Multiple forecasts with Power Query

I recently set up a management accounts model using Power Query to combine multiple forecasts.

This is for a startup charity, where we need the ability to forecast at a high level over a five year period but to be able to update that quickly based on current decisions. We also need to do a detailed six monthly forecast for cash flow purposes. We also want to approve changes on a quarterly basis. Finally, we want to be able to assess the quality of our forecasting so that we can continue to improve it.

Continue reading “Multiple forecasts with Power Query”

Yes, Xero is a good accounting system for charities

Even small charities can have big complexities when it comes to choosing and using accounting systems.

There are two issues in particular which can be hard for charities to deal with on many accounting systems. The first is VAT partial exemption. Charities may have a mix of exempt income (grants, donations) and taxable income (eg selling goods or running a cafe). This means that they cannot reclaim all of their VAT and have to do “partial exemption” calculations.

Continue reading “Yes, Xero is a good accounting system for charities”

Carbon accounting – what gets measured gets done

Photo by Karsten Würth on Unsplash

I hadn’t done much with carbon accounting in my professional life before 2020. It’s only mandatory for the largest companies and organisations so hasn’t been a requirement for me. But focussing on my personal carbon footprint this year has made me determined to bring carbon accounting into my professional life.

Continue reading “Carbon accounting – what gets measured gets done”

Why is month end such a hassle?

Photo by Waldemar Brandt on Unsplash

“Well, you know, it is month end”, I say, and colleagues nod sympathetically and steer clear for a while. For most non-finance types, it’s a mysterious process that seems to cause a lot of stress. For finance types, it is a beast to be tamed.

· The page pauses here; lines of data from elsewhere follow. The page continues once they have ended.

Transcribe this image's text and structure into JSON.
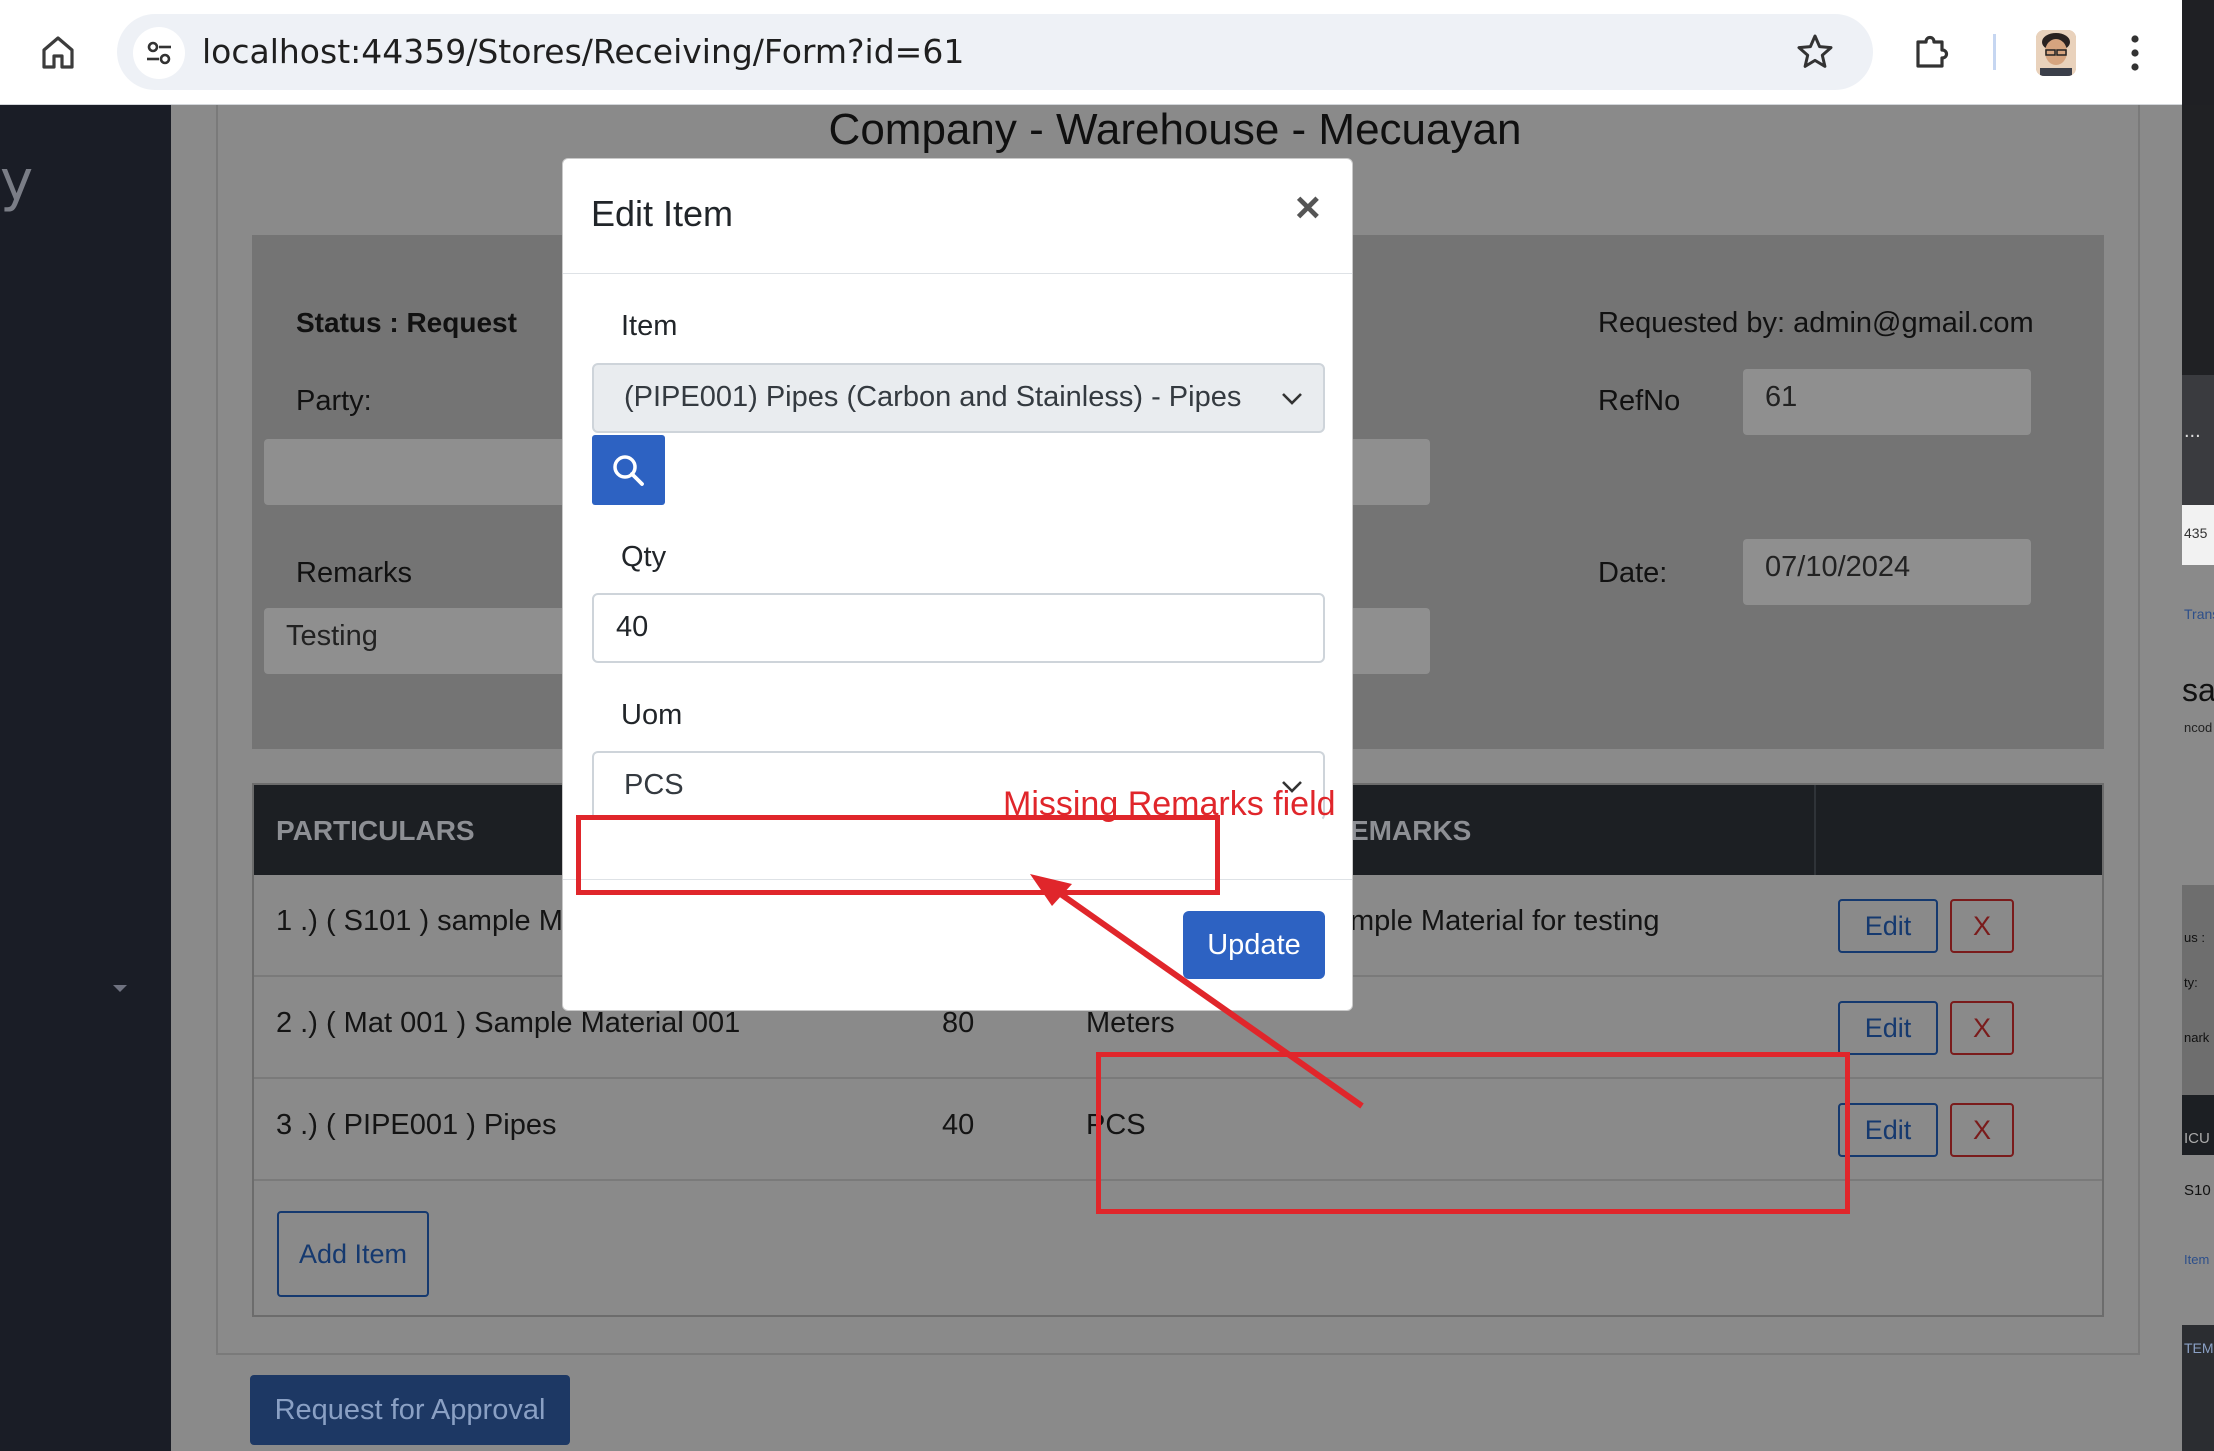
{
  "browser": {
    "url": "localhost:44359/Stores/Receiving/Form?id=61"
  },
  "sidebar": {
    "brand_fragment": "y"
  },
  "page": {
    "title": "Company - Warehouse - Mecuayan",
    "status_label": "Status : Request",
    "party_label": "Party:",
    "party_value": "",
    "remarks_label": "Remarks",
    "remarks_value": "Testing",
    "requested_by": "Requested by: admin@gmail.com",
    "refno_label": "RefNo",
    "refno_value": "61",
    "date_label": "Date:",
    "date_value": "07/10/2024"
  },
  "table": {
    "headers": [
      "PARTICULARS",
      "EMARKS"
    ],
    "rows": [
      {
        "particulars": "1 .) ( S101 ) sample M",
        "qty": "",
        "uom": "",
        "remarks": "mple Material for testing"
      },
      {
        "particulars": "2 .) ( Mat 001 ) Sample Material 001",
        "qty": "80",
        "uom": "Meters",
        "remarks": ""
      },
      {
        "particulars": "3 .) ( PIPE001 ) Pipes",
        "qty": "40",
        "uom": "PCS",
        "remarks": ""
      }
    ],
    "edit_label": "Edit",
    "delete_label": "X",
    "add_item_label": "Add Item"
  },
  "request_approval_label": "Request for Approval",
  "modal": {
    "title": "Edit Item",
    "close_glyph": "×",
    "item_label": "Item",
    "item_value": "(PIPE001) Pipes (Carbon and Stainless) - Pipes",
    "qty_label": "Qty",
    "qty_value": "40",
    "uom_label": "Uom",
    "uom_value": "PCS",
    "update_label": "Update"
  },
  "annotation": {
    "text": "Missing Remarks field",
    "color": "#e0262b"
  },
  "edge_panel": {
    "fragments": [
      "...",
      "435",
      "Trans",
      "sa",
      "ncod",
      "us :",
      "ty:",
      "nark",
      "ICU",
      "S10",
      "Item",
      "TEM"
    ]
  },
  "colors": {
    "primary": "#2d62c2",
    "sidebar": "#1a1d26",
    "table_header": "#1c1f23"
  }
}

By “month end” or “month end close”, I’m referring to the process by which a month (or other period) is brought to an end in the financial system. This means trying to get the numbers as accurate as possible for some sort of eventual output. This could be management accounts, a report for a funder, a VAT return or just the sense of achievement and closure.

It means making sure you have accounted for all the expenditure and income for that month. Depending on the organisation you may also carry out certain “month end” tasks such as calculating depreciation, reconciling the bank and other balance sheet accounts.

In this post I set out a few things to consider which might make a month end less stressful.

Continue reading “Why is month end such a hassle?”

Managing stress at work – what can employers do?

Managing stress at work is the responsibility of employers, and yet most search results on this topic focus on what employees should be doing to manage their own stress.

However, a couple of years ago I came across this guidance from the Health and Safety Executive. I think this, and in particular, the “Six Management Standards” is a really helpful tool for employers to assess and address the causes of stress at work.

Continue reading “Managing stress at work – what can employers do?”

Automating management accounts with Power Query

Power Query gives you many more tools beyond standard Excel for automating management accounts. This post sets out some points to consider. It is not intended as a step-by-step guide, because one size does not fit all, and the path you take will vary depending on what you want to report and your source data.

However, the key message is that Power Query makes complex and lengthy transformations really easy, and completely repeatable. Whatever you want to do, you can do it better with Power Query.

Continue reading “Automating management accounts with Power Query”

It’s not where you work, it’s how you work that matters.

I read a really great article a few weeks ago. Headlined “Why we need the office and why you might not realise it“, I agreed and disagreed with parts of it with equal vehemence.

In fact, it was often the same point I was agreeing with and disagreeing with. For example, I agree that human connection is really really really really important. However, I’m increasingly convinced that most offices are not automatically conducive to quality connections and fulfilling relationships. And I say this as an extrovert who really needs to be around people and values lots of casual interactions. That is, offices are designed around my needs as it is.

Continue reading “It’s not where you work, it’s how you work that matters.”

Useless Controls

A company seal is a useless control
A company seal aka a useless control. Photo by 戸山 神奈 on Unsplash

Because I was once an auditor, I have an obsession with useless controls. This is where an organisation makes you do something which they think is providing some kind of internal control. However, when you think about it in more depth, you realise it isn’t providing any control at all.

Some examples of useless controls

I had locked myself out of the online portal for an old pension scheme. I rang up and gave my account number. They asked for my full address as a security measure before they reset my account.

Continue reading “Useless Controls”